These rules cover things such as accuracy and safety; any regulations or industry standards must be followed in order to keep the company legitimate on the market.
For example, accountants must use double-entry bookkeeping and engineers must build products designed to work with the standard electrical frequency.
Additionally, any rules essential for meeting customer expectations must also be adhered to.
This includes factors such as accuracy and availability; if a customer wants their car wheels changed then the workshop needs to have wheels available and an experienced mechanic who can do the job correctly.
By developing these baseline rules employees are well on their way towards meeting customer expectations.
However, special talents of some employees can further exceed those expectations in order for customers to have an even better experience – something greatly appreciated by all customers!
Great Managers Leverage Relationships To Improve Employee Performances
Great managers understand that the most efficient way to achieve success is to focus on the excellent employees in their organization and strive to develop them.
To do this, great managers spend time getting to know their best employees – not just in terms of their talents, but regarding all aspects of their lives.
This deeper understanding helps the manager draw out and reward those individuals with tailor-made motivational or appreciation recognition which they’ll understand and appreciate.

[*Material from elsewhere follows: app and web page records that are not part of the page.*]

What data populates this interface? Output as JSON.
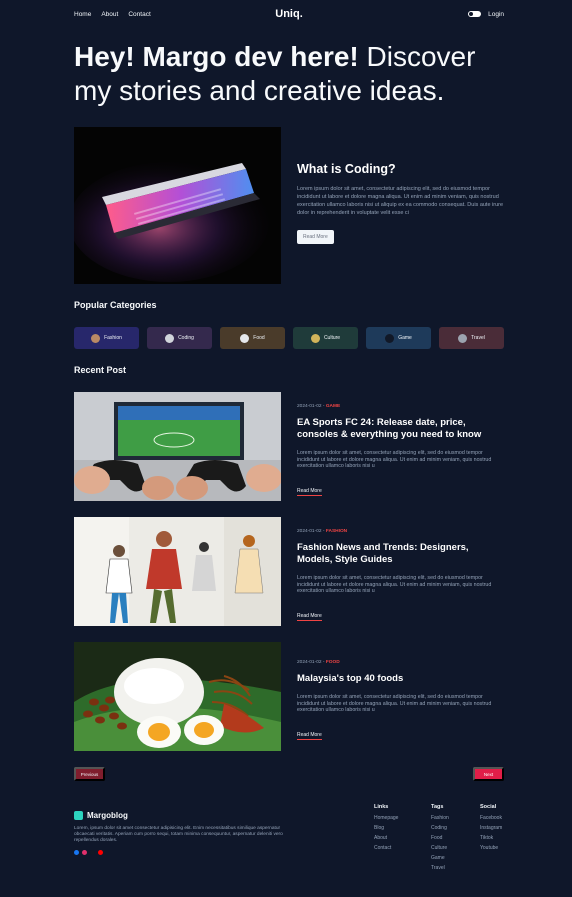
{
  "nav": {
    "links": [
      "Home",
      "About",
      "Contact"
    ],
    "brand": "Uniq.",
    "login": "Login"
  },
  "hero": {
    "bold": "Hey! Margo dev here!",
    "light": "Discover my stories and creative ideas."
  },
  "featured": {
    "title": "What is Coding?",
    "body": "Lorem ipsum dolor sit amet, consectetur adipiscing elit, sed do eiusmod tempor incididunt ut labore et dolore magna aliqua. Ut enim ad minim veniam, quis nostrud exercitation ullamco laboris nisi ut aliquip ex ea commodo consequat. Duis aute irure dolor in reprehenderit in voluptate velit esse ci",
    "button": "Read More"
  },
  "categories": {
    "title": "Popular Categories",
    "items": [
      {
        "label": "Fashion",
        "bg": "#27276b",
        "icon": "#b98965"
      },
      {
        "label": "Coding",
        "bg": "#34294d",
        "icon": "#d1d5db"
      },
      {
        "label": "Food",
        "bg": "#4a3b2a",
        "icon": "#e5e7eb"
      },
      {
        "label": "Culture",
        "bg": "#1f3b3a",
        "icon": "#d1b45a"
      },
      {
        "label": "Game",
        "bg": "#1e3a5a",
        "icon": "#111827"
      },
      {
        "label": "Travel",
        "bg": "#4a2c38",
        "icon": "#9ca3af"
      }
    ]
  },
  "recent": {
    "title": "Recent Post",
    "posts": [
      {
        "date": "2024-01-02 -",
        "cat": "GAME",
        "title": "EA Sports FC 24: Release date, price, consoles & everything you need to know",
        "body": "Lorem ipsum dolor sit amet, consectetur adipiscing elit, sed do eiusmod tempor incididunt ut labore et dolore magna aliqua. Ut enim ad minim veniam, quis nostrud exercitation ullamco laboris nisi u",
        "more": "Read More"
      },
      {
        "date": "2024-01-02 -",
        "cat": "FASHION",
        "title": "Fashion News and Trends: Designers, Models, Style Guides",
        "body": "Lorem ipsum dolor sit amet, consectetur adipiscing elit, sed do eiusmod tempor incididunt ut labore et dolore magna aliqua. Ut enim ad minim veniam, quis nostrud exercitation ullamco laboris nisi u",
        "more": "Read More"
      },
      {
        "date": "2024-01-02 -",
        "cat": "FOOD",
        "title": "Malaysia's top 40 foods",
        "body": "Lorem ipsum dolor sit amet, consectetur adipiscing elit, sed do eiusmod tempor incididunt ut labore et dolore magna aliqua. Ut enim ad minim veniam, quis nostrud exercitation ullamco laboris nisi u",
        "more": "Read More"
      }
    ]
  },
  "pager": {
    "prev": "Previous",
    "next": "Next"
  },
  "footer": {
    "brand": "Margoblog",
    "desc": "Lorem, ipsum dolor sit amet consectetur adipisicing elit. Enim necessitatibus similique aspernatur obcaecati veritatis. Aperiam cum porro sequi, totam minima consequuntur, aspernatur deleniti vero repellendus dorales.",
    "socials": [
      "#1877f2",
      "#e1306c",
      "#111827",
      "#ff0000"
    ],
    "links": {
      "title": "Links",
      "items": [
        "Homepage",
        "Blog",
        "About",
        "Contact"
      ]
    },
    "tags": {
      "title": "Tags",
      "items": [
        "Fashion",
        "Coding",
        "Food",
        "Culture",
        "Game",
        "Travel"
      ]
    },
    "social": {
      "title": "Social",
      "items": [
        "Facebook",
        "Instagram",
        "Tiktok",
        "Youtube"
      ]
    }
  }
}
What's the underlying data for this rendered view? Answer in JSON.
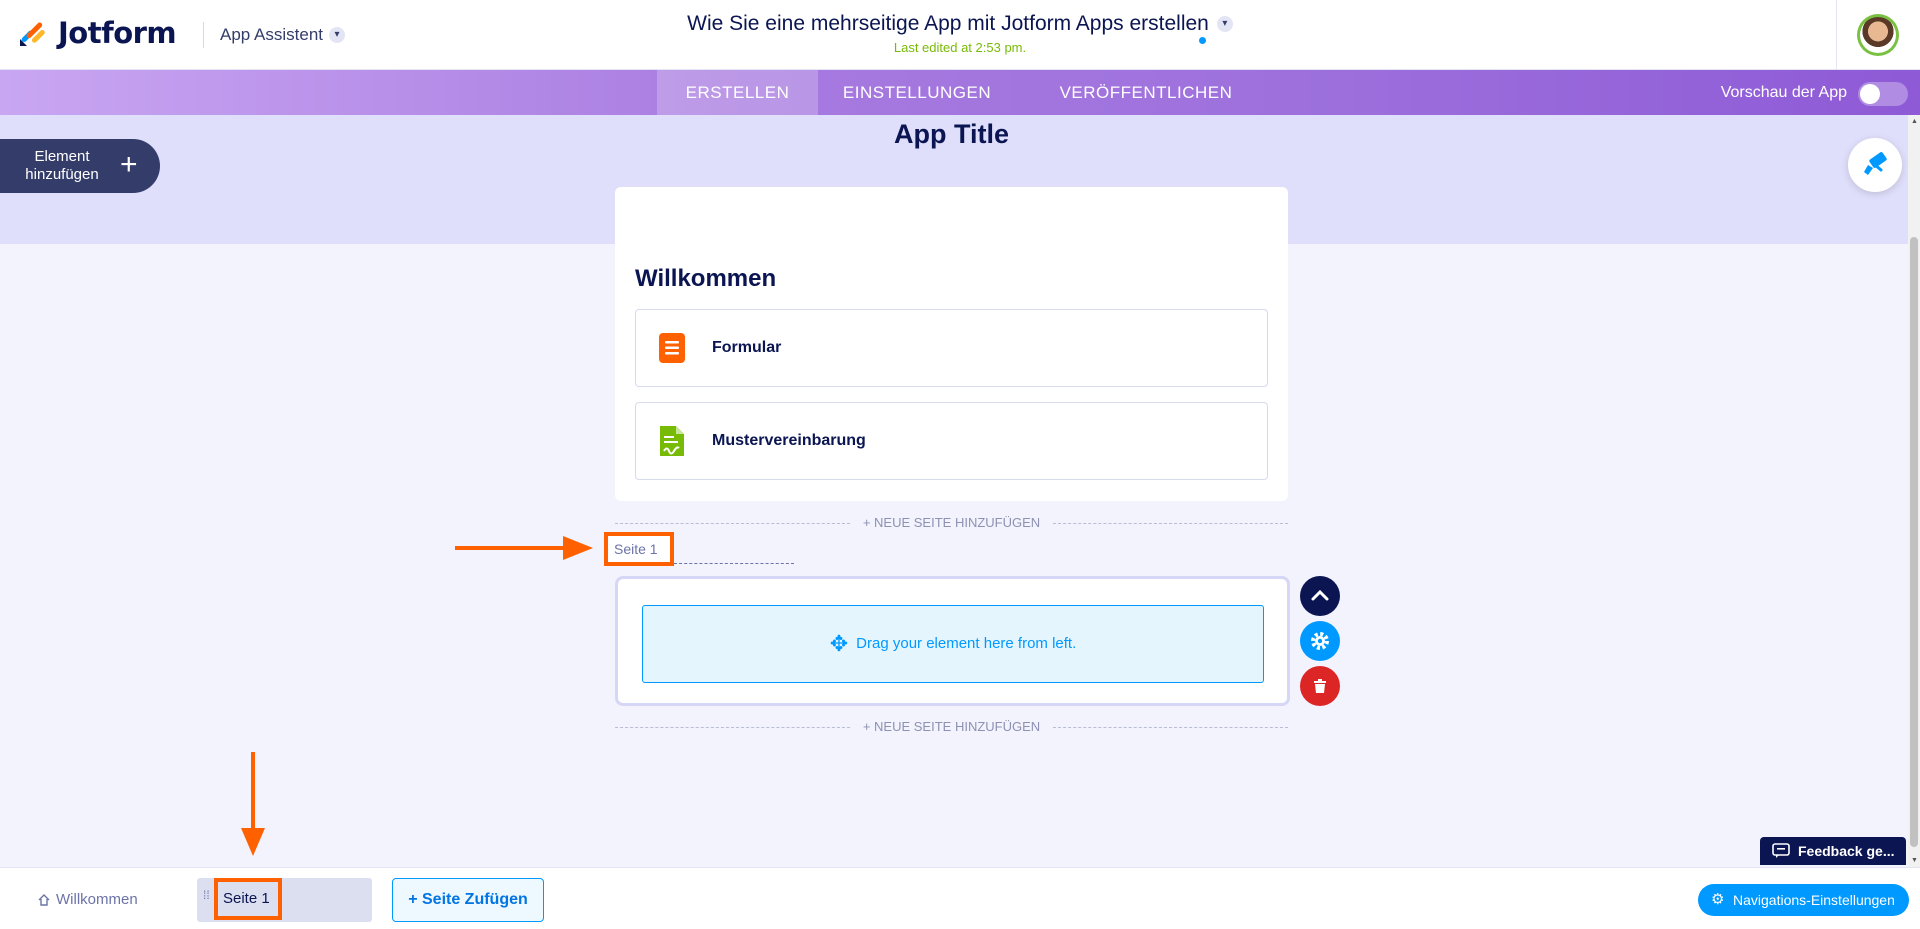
{
  "header": {
    "brand": "Jotform",
    "app_assistant": "App Assistent",
    "app_name": "Wie Sie eine mehrseitige App mit Jotform Apps erstellen",
    "last_edited": "Last edited at 2:53 pm."
  },
  "navbar": {
    "tabs": [
      {
        "label": "ERSTELLEN",
        "active": true
      },
      {
        "label": "EINSTELLUNGEN",
        "active": false
      },
      {
        "label": "VERÖFFENTLICHEN",
        "active": false
      }
    ],
    "preview_label": "Vorschau der App",
    "preview_enabled": false
  },
  "canvas": {
    "app_title": "App Title",
    "add_element_label": "Element hinzufügen",
    "welcome_page": {
      "heading": "Willkommen",
      "items": [
        {
          "label": "Formular",
          "icon": "form-icon",
          "color": "#ff6100"
        },
        {
          "label": "Mustervereinbarung",
          "icon": "document-sign-icon",
          "color": "#78bb07"
        }
      ]
    },
    "add_page_label": "+ NEUE SEITE HINZUFÜGEN",
    "new_page": {
      "label": "Seite 1",
      "drop_hint": "Drag your element here from left."
    },
    "feedback_label": "Feedback ge..."
  },
  "bottom_bar": {
    "home_label": "Willkommen",
    "page_label": "Seite 1",
    "add_page_label": "+ Seite Zufügen",
    "nav_settings_label": "Navigations-Einstellungen"
  },
  "colors": {
    "accent": "#0099ff",
    "highlight": "#ff6100",
    "navy": "#0a1551",
    "danger": "#dc2626"
  }
}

Moreover, when looking for ways to improve performance, these managers focus on what works rather than looking at past mistakes or average performers.
This approach prevents misunderstandings; a good example would be public appreciating a naturally shy employee – it could hinder rather than benefit them.
Similarly, analyzing an average performer’s behavior won’t help a manager get an accurate understanding of possibilities because it overlooks the criteria for excellence, which are revealed only by observing extraordinary talent The nursing example clearly shows that strong connections with patients can be seen as a talent if deployed correctly instead of shying away from forming relationships with patients fearing it will cause overwhelm.
Therefore, by learning from excellent employees great managers are able to tap into higher levels of growth and success both for themselves as well as for their teams.
Great Managers Know How To Identify And Manage Non-Talents
Great managers know that analyzing poor performance is the first step in remedying it.
Rather than jumping to conclusions, they take time to understand the root of the problem and determine whether it’s due to weak skills or knowledge, bad management or lack of a particular talent.
Where an employee’s lack of a certain talent is preventing their performance from meeting expectations, great managers seeks ways to work around it – for example by providing additional support that minimizes its impact or pairing them up with someone who has complementary talents.
In cases where a required talent cannot be “worked around”, great managers don’t hesitate to let go of the employee- not because they consider them useless, but rather because their same talents can be more positively utilized somewhere else.
That way no one’s wasting valuable time – neither them nor the organization!
In the end, First, Break All The Rules is a book that carries an important message: Each person has their own unique talents that can be identified, developed and capitalized on.
Managers should select for talent rather than skillset when interviewing and hiring – based on the specific nature of the job at hand.
This will help it to find candidates who are best suited for success in that role.
Actionable advice from this book includes not just selecting for talent but also asking open-ended questions during interviews and listening intently to the specifics delivered by each candidate.
These insights are invaluable for managers looking to build teams filled with highly successful individuals who are passionate about their work and excel in their own ways.